This goes for other things like getting your hair done, DVDs, meal deals. Lunch rarely costs less than $10 (£6) and if you find a hair cut and colour for less than $200 (£110) you’re onto a winner.
Although of course, you could argue that quality should always come over quantity and that the moral price to pay for cheaper goods outweighs the financial saving. But sometimes students can’t be choosers.
Blighty loves boozing. We’re known for it. After being in Aus for a while, I think its partly a cultural attitude and habit, but also because it’s so readily available. You need a bottle of wine? There’s a Spar down the road. Gone out to get bread and realise you’re low on vodka (based on true events), no matter which shop you’re in, there’s bound to be a liquor/beer section. In Oz, they don’t sell booze in convenience stores or supermarkets, you have to find a specialised bottle shop or liquor store. While these are easy to come by in the CBD (Central Business District) or other busy areas, sometimes you have to embark on a nightime hike to find one and, heartbreakingly, they’ve often closed about 7 or 8pm at which point you’ve sobered up from the walk and are now frustrated, miles away from the party and completely dry (also based on true events. Not that I’m bitter…)
My guilty pleasure is daytimes TV. You can’t beat a bit of Jeremy Kyle or Real Housewives Of Somewhere In America if you ask me. Australian TV is made up of terrible 90s reruns, adverts that belong in the 80s that show every ten minutes and Australian versions of British or American shows like The Bachelor, Britains Got Talent or The X-Factor. Unless you can afford to splash out on Seasons 1-5 of Breaking Bad (do it do it do it) you’ll be television-poor for your Aussie adventure. Nevermind. The library has become my new best friend, so I suppose it’s not all bad!
6. Bus Manners
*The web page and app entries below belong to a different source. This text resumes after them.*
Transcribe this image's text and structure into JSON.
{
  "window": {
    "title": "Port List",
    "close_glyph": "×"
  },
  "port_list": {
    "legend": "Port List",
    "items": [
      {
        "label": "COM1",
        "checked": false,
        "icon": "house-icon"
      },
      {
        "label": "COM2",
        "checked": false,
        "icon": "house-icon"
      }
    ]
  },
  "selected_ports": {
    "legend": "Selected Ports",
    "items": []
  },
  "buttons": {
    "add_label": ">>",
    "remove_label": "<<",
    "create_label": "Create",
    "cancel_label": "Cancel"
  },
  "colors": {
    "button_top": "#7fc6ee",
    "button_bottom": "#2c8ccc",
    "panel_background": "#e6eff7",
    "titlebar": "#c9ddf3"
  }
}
People do not stand up for the elderly, injured, wheelchair uses or pregnant passengers without a) being prompted and/or b) heaving a big sigh and giving you a sideways glance as if to say ‘How dare you require the space I’m inhabiting. I’m wearing a fancy suit, goddamn it!’ Sydneysiders aren’t known for their friendliness in general but buses are where their rudeness really does shine. On the flip-side, their public transport is pretty great. If only you didn’t have to share it with other passengers…
Although there are seasons in this lovely land, especially in Melbourne, they’re not the same as back at home. Although we constantly complain about the rain/snow/wind, I for one love rooting out my favourite winter coat and layering up with pretty scarves, cute mittens and a pair of well-worn wellies.
They do, however, do some things brilliantly. Why not have a read of my post ‘Spot The Difference: UK vs. Aus’ for my favourite Down-Under differences.